We are employed
We are happily partnered (or partnered at all)
We will live to our 80s
That we will have children
Families all get on together
That Christmas is a wonderful time.
So on and so on. Yeah right!!
I think the incident that hurt me the most was when I was diagnosed with breast cancer at 37. We told the parents that had children in the out of school program where I worked because I was going to be losing my hair and their children might ask questions. I overheard them telling one mother whose sole comment was, “Well at least she doesn’t have children.” Talk about feeling devalued.
Great post! I’m with you 100% in that, the sooner you let go of the expectation of fairness, the better. Fairness is a very poor expectation…
Why didn’t I see this before,love it…great one Jody.NO its not bloody fair.I just like that list, it almost made me laugh..and those unfair childhood memories.We just put up with things as we get older and then realise how unfair it all is…Good point.I suppose, like the teacher said. Just realising….and that other great one liners my Nana used to use ‘Theres always someone worse off than you’
Thanks, Jody – you have a great way of putting things. My Mum always emphasised that we need to be thankful for all the good things in life (and she had lots of unfair things to deal with). She was always so grateful for the love of family and friends. Most days I seem to have picked up her positive outlook, but I think I will always need reminding that it is not personal, and not my doing/ my fault. I am so glad I have found the GW community!
It’s been tough for me to come to terms with life not being fair, but since I acknowledged it I have been better able to deal with my unfairness (miscarriages). Focussing on the unfairness meant I wasn’t noticing the many wonderful things in my life. Another great posting, Jody
I love this post jody. Yes life isn’t fair is it, but as you said nature isn’t fair, nothing’s fair! But this post also made me think of the more fair things I’ve had in life too. Thank you x

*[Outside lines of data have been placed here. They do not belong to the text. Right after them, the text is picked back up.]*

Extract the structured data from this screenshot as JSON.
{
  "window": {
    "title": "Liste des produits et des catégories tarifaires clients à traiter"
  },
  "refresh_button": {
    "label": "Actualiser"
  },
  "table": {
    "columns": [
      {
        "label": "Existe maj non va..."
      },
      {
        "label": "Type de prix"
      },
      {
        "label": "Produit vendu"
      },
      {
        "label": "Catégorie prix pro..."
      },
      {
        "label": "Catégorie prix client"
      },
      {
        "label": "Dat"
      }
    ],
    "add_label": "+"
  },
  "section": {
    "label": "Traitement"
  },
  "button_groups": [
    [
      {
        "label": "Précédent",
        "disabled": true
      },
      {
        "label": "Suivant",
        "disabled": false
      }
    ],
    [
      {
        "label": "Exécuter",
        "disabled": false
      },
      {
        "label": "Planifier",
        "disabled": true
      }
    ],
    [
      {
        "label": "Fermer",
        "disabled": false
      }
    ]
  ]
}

I am still shocked that I’m 60 and didn’t have children with my husband! I never asked myself what I really wanted and now that I realize that I wanted a family all along it’s to late. Talk about unfair! We have 2 dogs and I rescued a horse but it’s not the same as having children (I think). I’ m so sad every day. It’s a very deep depression. I pray that I can come out of it one day. All of your postings about different perspectives and feelings help a lot. I know I’m not alone. It just seems like it. Thank you Jody for your website!
Dear god Jodie you’ve got to the nub of it, and talked it through so helpfully for me…thank you! That’s what hurts the most, the fact that others got the gift and I didn’t. And accepting that unfairness is part of life helps take the sting away. It’s not because I didn’t deserve it. It just is. And it sucks. But it is. That’s life… And hell, thank god, I’m not the antelope! Always small mercies!
I waited and waited for the right guy before I got married. My priority was a healthy marriage and I figured if children came with it, it would be a bonus. I was 38 and he was 48. And a year in I caught the baby bug and he admitted that he liked our life as just us two (and he already has a child from his first marriage). He is definitely the guy for me (and after therapy with him discussing this issue I’ve just about made my peace with it) but I’ve been busy beating myself up ever since over the choices I’ve made to get to this point. I don’t know what’s more painful – that life isn’t fair or my self-judging!
This post brings up a lot of emotions. One of them, I have to admit, is relief. It’s not all my fault? Maybe I should ease up a bit on myself.
Thanks for the post. It’s very true, although hard to accept. For some reason, I thought exactly as you describe in the post and tried to do all the right things and to be responsible. I may have left it too late now, but that is life, and I remind myself that I am not the only one and that there is more to life.